Cognitive distraction can be very powerful. Certainly imagery has been used as a means of helping stressed people learn to relax. You too can use imagery to take your mind off an urge which is dominating consciousness. Conjuring a pleasant place like a beach or on a raft in a lake can help you not only take your mind off the urge but relax as well.

However, "relaxing" images are not helpful for everyone. Some find that if they relax when craving they will only want it more. This makes sense as we have discussed that many habits are associated with relaxation and pleasure, and evoking these feelings in places previously associated with your habit can strengthen urges tremendously. I recommend that you find some mental task that will be very difficult to finish but which is interesting and consuming that you can activate in response to an urge. I like to refer to these as Mental Tapes. Some examples of tapes which have been helpful are:

* Writing the perfect epic novel or screenplay.

*Planning the perfect vacation.

*Creating the ideal money-making business.

*Interpreting a dream from the night before.

*Picking an acquaintance and trying to "figure them out."
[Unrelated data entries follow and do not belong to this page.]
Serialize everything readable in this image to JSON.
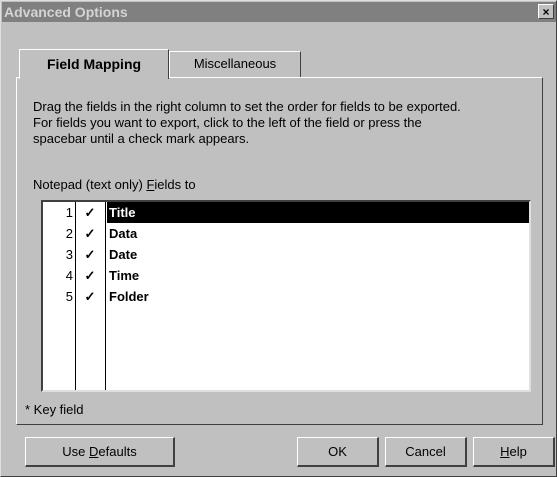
{
  "window": {
    "title": "Advanced Options",
    "close_label": "×"
  },
  "tabs": [
    {
      "label": "Field Mapping",
      "active": true
    },
    {
      "label": "Miscellaneous",
      "active": false
    }
  ],
  "description": [
    "Drag the fields in the right column to set the order for fields to be exported.",
    "For fields you want to export, click to the left of the field or press the",
    "spacebar until a check mark appears."
  ],
  "list_label": {
    "prefix": "Notepad (text only) ",
    "accel": "F",
    "rest": "ields to"
  },
  "fields": [
    {
      "num": "1",
      "check": "✓",
      "name": "Title",
      "selected": true
    },
    {
      "num": "2",
      "check": "✓",
      "name": "Data",
      "selected": false
    },
    {
      "num": "3",
      "check": "✓",
      "name": "Date",
      "selected": false
    },
    {
      "num": "4",
      "check": "✓",
      "name": "Time",
      "selected": false
    },
    {
      "num": "5",
      "check": "✓",
      "name": "Folder",
      "selected": false
    }
  ],
  "key_field_note": "* Key field",
  "buttons": {
    "use_defaults": {
      "prefix": "Use ",
      "accel": "D",
      "rest": "efaults"
    },
    "ok": "OK",
    "cancel": "Cancel",
    "help": {
      "accel": "H",
      "rest": "elp"
    }
  }
}
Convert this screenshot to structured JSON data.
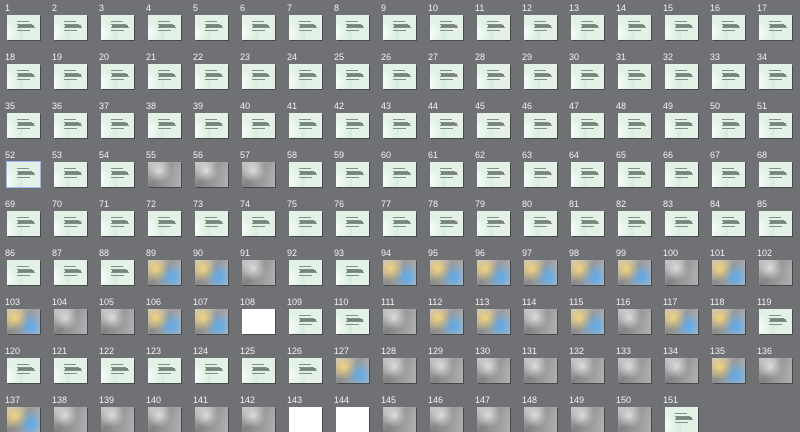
{
  "slides": [
    {
      "n": "1",
      "kind": "text"
    },
    {
      "n": "2",
      "kind": "text"
    },
    {
      "n": "3",
      "kind": "text"
    },
    {
      "n": "4",
      "kind": "text"
    },
    {
      "n": "5",
      "kind": "text"
    },
    {
      "n": "6",
      "kind": "text"
    },
    {
      "n": "7",
      "kind": "text"
    },
    {
      "n": "8",
      "kind": "text"
    },
    {
      "n": "9",
      "kind": "text"
    },
    {
      "n": "10",
      "kind": "text"
    },
    {
      "n": "11",
      "kind": "text"
    },
    {
      "n": "12",
      "kind": "text"
    },
    {
      "n": "13",
      "kind": "text"
    },
    {
      "n": "14",
      "kind": "text"
    },
    {
      "n": "15",
      "kind": "text"
    },
    {
      "n": "16",
      "kind": "text"
    },
    {
      "n": "17",
      "kind": "text"
    },
    {
      "n": "18",
      "kind": "text"
    },
    {
      "n": "19",
      "kind": "text"
    },
    {
      "n": "20",
      "kind": "text"
    },
    {
      "n": "21",
      "kind": "text"
    },
    {
      "n": "22",
      "kind": "text"
    },
    {
      "n": "23",
      "kind": "text"
    },
    {
      "n": "24",
      "kind": "text"
    },
    {
      "n": "25",
      "kind": "text"
    },
    {
      "n": "26",
      "kind": "text"
    },
    {
      "n": "27",
      "kind": "text"
    },
    {
      "n": "28",
      "kind": "text"
    },
    {
      "n": "29",
      "kind": "text"
    },
    {
      "n": "30",
      "kind": "text"
    },
    {
      "n": "31",
      "kind": "text"
    },
    {
      "n": "32",
      "kind": "text"
    },
    {
      "n": "33",
      "kind": "text"
    },
    {
      "n": "34",
      "kind": "text"
    },
    {
      "n": "35",
      "kind": "text"
    },
    {
      "n": "36",
      "kind": "text"
    },
    {
      "n": "37",
      "kind": "text"
    },
    {
      "n": "38",
      "kind": "text"
    },
    {
      "n": "39",
      "kind": "text"
    },
    {
      "n": "40",
      "kind": "text"
    },
    {
      "n": "41",
      "kind": "text"
    },
    {
      "n": "42",
      "kind": "text"
    },
    {
      "n": "43",
      "kind": "text"
    },
    {
      "n": "44",
      "kind": "text"
    },
    {
      "n": "45",
      "kind": "text"
    },
    {
      "n": "46",
      "kind": "text"
    },
    {
      "n": "47",
      "kind": "text"
    },
    {
      "n": "48",
      "kind": "text"
    },
    {
      "n": "49",
      "kind": "text"
    },
    {
      "n": "50",
      "kind": "text"
    },
    {
      "n": "51",
      "kind": "text"
    },
    {
      "n": "52",
      "kind": "text",
      "selected": true
    },
    {
      "n": "53",
      "kind": "text"
    },
    {
      "n": "54",
      "kind": "text"
    },
    {
      "n": "55",
      "kind": "photo"
    },
    {
      "n": "56",
      "kind": "photo"
    },
    {
      "n": "57",
      "kind": "photo"
    },
    {
      "n": "58",
      "kind": "text"
    },
    {
      "n": "59",
      "kind": "text"
    },
    {
      "n": "60",
      "kind": "text"
    },
    {
      "n": "61",
      "kind": "text"
    },
    {
      "n": "62",
      "kind": "text"
    },
    {
      "n": "63",
      "kind": "text"
    },
    {
      "n": "64",
      "kind": "text"
    },
    {
      "n": "65",
      "kind": "text"
    },
    {
      "n": "66",
      "kind": "text"
    },
    {
      "n": "67",
      "kind": "text"
    },
    {
      "n": "68",
      "kind": "text"
    },
    {
      "n": "69",
      "kind": "text"
    },
    {
      "n": "70",
      "kind": "text"
    },
    {
      "n": "71",
      "kind": "text"
    },
    {
      "n": "72",
      "kind": "text"
    },
    {
      "n": "73",
      "kind": "text"
    },
    {
      "n": "74",
      "kind": "text"
    },
    {
      "n": "75",
      "kind": "text"
    },
    {
      "n": "76",
      "kind": "text"
    },
    {
      "n": "77",
      "kind": "text"
    },
    {
      "n": "78",
      "kind": "text"
    },
    {
      "n": "79",
      "kind": "text"
    },
    {
      "n": "80",
      "kind": "text"
    },
    {
      "n": "81",
      "kind": "text"
    },
    {
      "n": "82",
      "kind": "text"
    },
    {
      "n": "83",
      "kind": "text"
    },
    {
      "n": "84",
      "kind": "text"
    },
    {
      "n": "85",
      "kind": "text"
    },
    {
      "n": "86",
      "kind": "text"
    },
    {
      "n": "87",
      "kind": "text"
    },
    {
      "n": "88",
      "kind": "text"
    },
    {
      "n": "89",
      "kind": "photo-color"
    },
    {
      "n": "90",
      "kind": "photo-color"
    },
    {
      "n": "91",
      "kind": "photo"
    },
    {
      "n": "92",
      "kind": "text"
    },
    {
      "n": "93",
      "kind": "text"
    },
    {
      "n": "94",
      "kind": "photo-color"
    },
    {
      "n": "95",
      "kind": "photo-color"
    },
    {
      "n": "96",
      "kind": "photo-color"
    },
    {
      "n": "97",
      "kind": "photo-color"
    },
    {
      "n": "98",
      "kind": "photo-color"
    },
    {
      "n": "99",
      "kind": "photo-color"
    },
    {
      "n": "100",
      "kind": "photo"
    },
    {
      "n": "101",
      "kind": "photo-color"
    },
    {
      "n": "102",
      "kind": "photo"
    },
    {
      "n": "103",
      "kind": "photo-color"
    },
    {
      "n": "104",
      "kind": "photo"
    },
    {
      "n": "105",
      "kind": "photo"
    },
    {
      "n": "106",
      "kind": "photo-color"
    },
    {
      "n": "107",
      "kind": "photo-color"
    },
    {
      "n": "108",
      "kind": "whitebox"
    },
    {
      "n": "109",
      "kind": "text"
    },
    {
      "n": "110",
      "kind": "text"
    },
    {
      "n": "111",
      "kind": "photo"
    },
    {
      "n": "112",
      "kind": "photo-color"
    },
    {
      "n": "113",
      "kind": "photo-color"
    },
    {
      "n": "114",
      "kind": "photo"
    },
    {
      "n": "115",
      "kind": "photo-color"
    },
    {
      "n": "116",
      "kind": "photo"
    },
    {
      "n": "117",
      "kind": "photo-color"
    },
    {
      "n": "118",
      "kind": "photo-color"
    },
    {
      "n": "119",
      "kind": "text"
    },
    {
      "n": "120",
      "kind": "text"
    },
    {
      "n": "121",
      "kind": "text"
    },
    {
      "n": "122",
      "kind": "text"
    },
    {
      "n": "123",
      "kind": "text"
    },
    {
      "n": "124",
      "kind": "text"
    },
    {
      "n": "125",
      "kind": "text"
    },
    {
      "n": "126",
      "kind": "text"
    },
    {
      "n": "127",
      "kind": "photo-color"
    },
    {
      "n": "128",
      "kind": "photo"
    },
    {
      "n": "129",
      "kind": "photo"
    },
    {
      "n": "130",
      "kind": "photo"
    },
    {
      "n": "131",
      "kind": "photo"
    },
    {
      "n": "132",
      "kind": "photo"
    },
    {
      "n": "133",
      "kind": "photo"
    },
    {
      "n": "134",
      "kind": "photo"
    },
    {
      "n": "135",
      "kind": "photo-color"
    },
    {
      "n": "136",
      "kind": "photo"
    },
    {
      "n": "137",
      "kind": "photo-color"
    },
    {
      "n": "138",
      "kind": "photo"
    },
    {
      "n": "139",
      "kind": "photo"
    },
    {
      "n": "140",
      "kind": "photo"
    },
    {
      "n": "141",
      "kind": "photo"
    },
    {
      "n": "142",
      "kind": "photo"
    },
    {
      "n": "143",
      "kind": "whitebox"
    },
    {
      "n": "144",
      "kind": "whitebox"
    },
    {
      "n": "145",
      "kind": "photo"
    },
    {
      "n": "146",
      "kind": "photo"
    },
    {
      "n": "147",
      "kind": "photo"
    },
    {
      "n": "148",
      "kind": "photo"
    },
    {
      "n": "149",
      "kind": "photo"
    },
    {
      "n": "150",
      "kind": "photo"
    },
    {
      "n": "151",
      "kind": "text"
    }
  ]
}
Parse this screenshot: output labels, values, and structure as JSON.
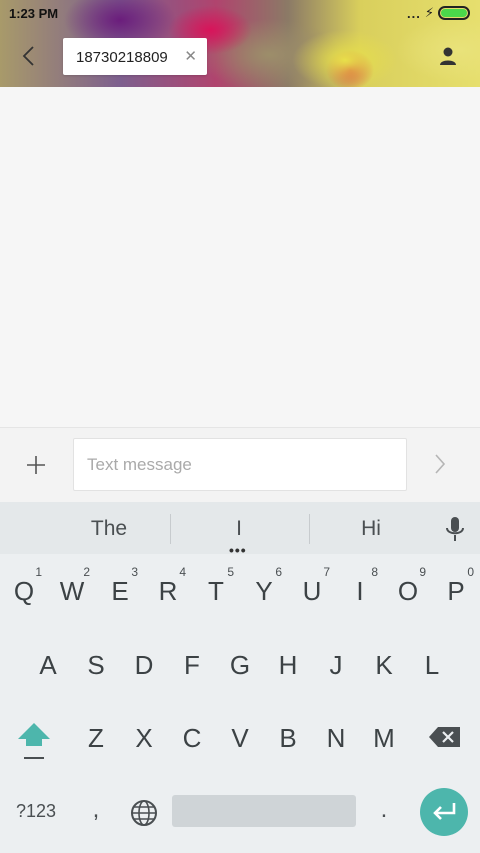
{
  "status_bar": {
    "time": "1:23 PM",
    "signal_dots": "...",
    "battery_color": "#4bd84b"
  },
  "header": {
    "back_icon": "chevron-left-icon",
    "recipient": "18730218809",
    "remove_icon": "close-icon",
    "contact_icon": "person-icon"
  },
  "compose": {
    "attach_icon": "plus-icon",
    "placeholder": "Text message",
    "value": "",
    "send_icon": "chevron-right-icon"
  },
  "keyboard": {
    "suggestions": [
      "The",
      "I",
      "Hi"
    ],
    "accent_color": "#4db6ac",
    "row1": [
      {
        "key": "Q",
        "hint": "1"
      },
      {
        "key": "W",
        "hint": "2"
      },
      {
        "key": "E",
        "hint": "3"
      },
      {
        "key": "R",
        "hint": "4"
      },
      {
        "key": "T",
        "hint": "5"
      },
      {
        "key": "Y",
        "hint": "6"
      },
      {
        "key": "U",
        "hint": "7"
      },
      {
        "key": "I",
        "hint": "8"
      },
      {
        "key": "O",
        "hint": "9"
      },
      {
        "key": "P",
        "hint": "0"
      }
    ],
    "row2": [
      "A",
      "S",
      "D",
      "F",
      "G",
      "H",
      "J",
      "K",
      "L"
    ],
    "row3": [
      "Z",
      "X",
      "C",
      "V",
      "B",
      "N",
      "M"
    ],
    "symbols_label": "?123",
    "comma": ",",
    "period": "."
  }
}
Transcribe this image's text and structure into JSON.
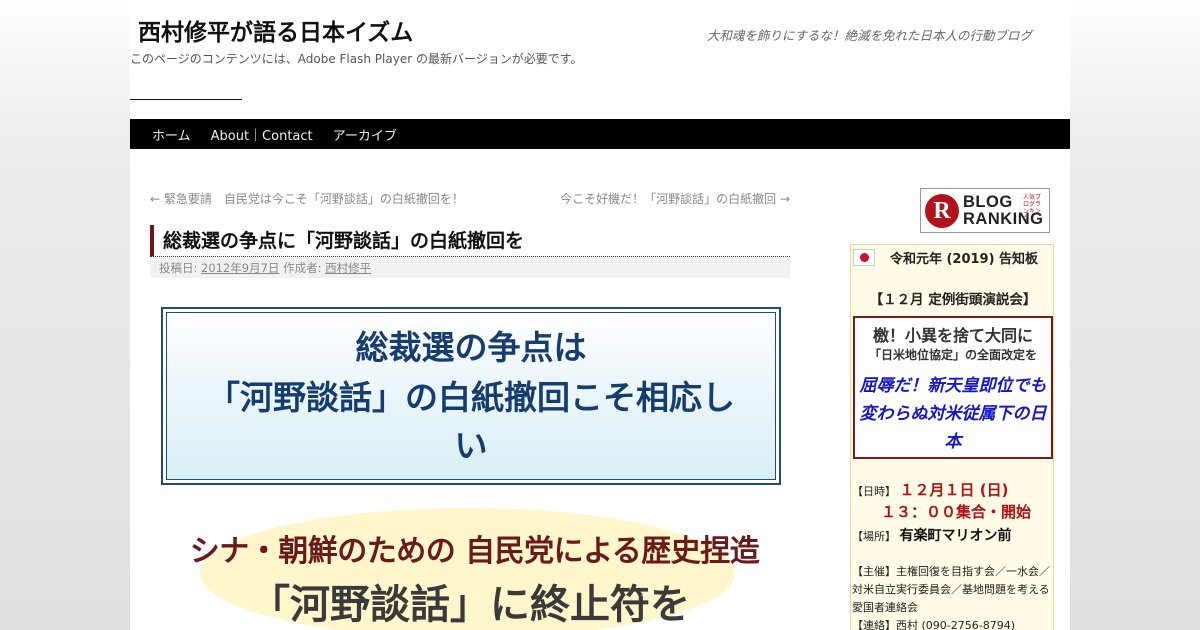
{
  "header": {
    "site_title": "西村修平が語る日本イズム",
    "tagline": "大和魂を飾りにするな！絶滅を免れた日本人の行動ブログ",
    "flash_notice": "このページのコンテンツには、Adobe Flash Player の最新バージョンが必要です。"
  },
  "nav": {
    "items": [
      {
        "label": "ホーム"
      },
      {
        "label": "About｜Contact"
      },
      {
        "label": "アーカイブ"
      }
    ]
  },
  "post_nav": {
    "prev": "← 緊急要請　自民党は今こそ「河野談話」の白紙撤回を！",
    "next": "今こそ好機だ！「河野談話」の白紙撤回 →"
  },
  "post": {
    "title": "総裁選の争点に「河野談話」の白紙撤回を",
    "meta_posted_prefix": "投稿日:",
    "meta_date": "2012年9月7日",
    "meta_author_prefix": "作成者:",
    "meta_author": "西村修平"
  },
  "banner": {
    "line1": "総裁選の争点は",
    "line2": "「河野談話」の白紙撤回こそ相応し",
    "line3": "い"
  },
  "headline": {
    "line1": "シナ・朝鮮のための 自民党による歴史捏造",
    "line2": "「河野談話」に終止符を"
  },
  "sidebar": {
    "ranking": {
      "logo_letter": "R",
      "text1": "BLOG",
      "text2": "RANKING",
      "tag": "人気ブログランキング"
    },
    "notice": {
      "title": "令和元年 (2019) 告知板",
      "subtitle": "【１２月 定例街頭演説会】",
      "red_line1": "檄！小異を捨て大同に",
      "red_line2": "「日米地位協定」の全面改定を",
      "red_line3": "屈辱だ！新天皇即位でも変わらぬ対米従属下の日本",
      "date_label": "【日時】",
      "date_value": "１２月１日 (日)",
      "time_value": "１３：００集合・開始",
      "place_label": "【場所】",
      "place_value": "有楽町マリオン前",
      "organizers": "【主催】主権回復を目指す会／一水会／対米自立実行委員会／基地問題を考える愛国者連絡会",
      "contact": "【連絡】西村 (090-2756-8794)"
    }
  },
  "colors": {
    "nav_bg": "#000000",
    "title_accent": "#6b1717",
    "banner_text": "#163d6f",
    "headline_red": "#6b1a1a",
    "notice_red": "#b01010",
    "notice_blue": "#1616c8"
  }
}
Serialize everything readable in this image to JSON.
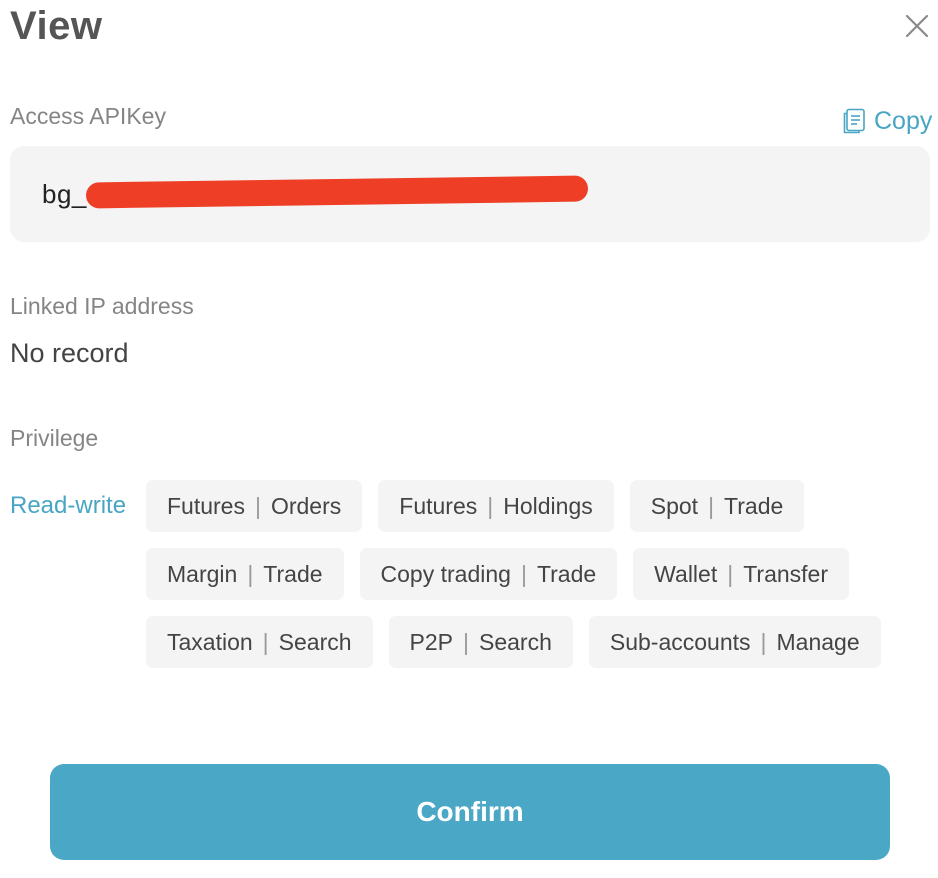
{
  "dialog": {
    "title": "View",
    "close_icon": "close-icon"
  },
  "apikey": {
    "label": "Access APIKey",
    "value_prefix": "bg_",
    "copy_label": "Copy",
    "copy_icon": "copy-icon"
  },
  "ip": {
    "label": "Linked IP address",
    "value": "No record"
  },
  "privilege": {
    "label": "Privilege",
    "level": "Read-write",
    "rows": [
      [
        {
          "category": "Futures",
          "action": "Orders"
        },
        {
          "category": "Futures",
          "action": "Holdings"
        },
        {
          "category": "Spot",
          "action": "Trade"
        }
      ],
      [
        {
          "category": "Margin",
          "action": "Trade"
        },
        {
          "category": "Copy trading",
          "action": "Trade"
        },
        {
          "category": "Wallet",
          "action": "Transfer"
        }
      ],
      [
        {
          "category": "Taxation",
          "action": "Search"
        },
        {
          "category": "P2P",
          "action": "Search"
        },
        {
          "category": "Sub-accounts",
          "action": "Manage"
        }
      ]
    ],
    "separator": "|"
  },
  "footer": {
    "confirm_label": "Confirm"
  },
  "colors": {
    "accent": "#4aa7c5",
    "redaction": "#ee3e25",
    "field_bg": "#f4f4f4"
  }
}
Certainly what you choose will depend on your interests, but the key is to make it something that will be easy and perhaps interesting and fun to do. Choosing to think about all the mistakes you've made this year and how you could have done things differently is not going to prove a good distraction tape as it won't be enjoyable. In fact it may increase the power of your urge, especially if stress has precipitated your habit in the past.

It is sometimes best to try one urge control technique at a time so that you don't get overwhelmed. These techniques work, but they also require a great deal of mental energy and conscious effort. The aim here is not to make change excruciating or extraordinarily taxing, but to provide you with some tools which you can add to your armory at a your own pace.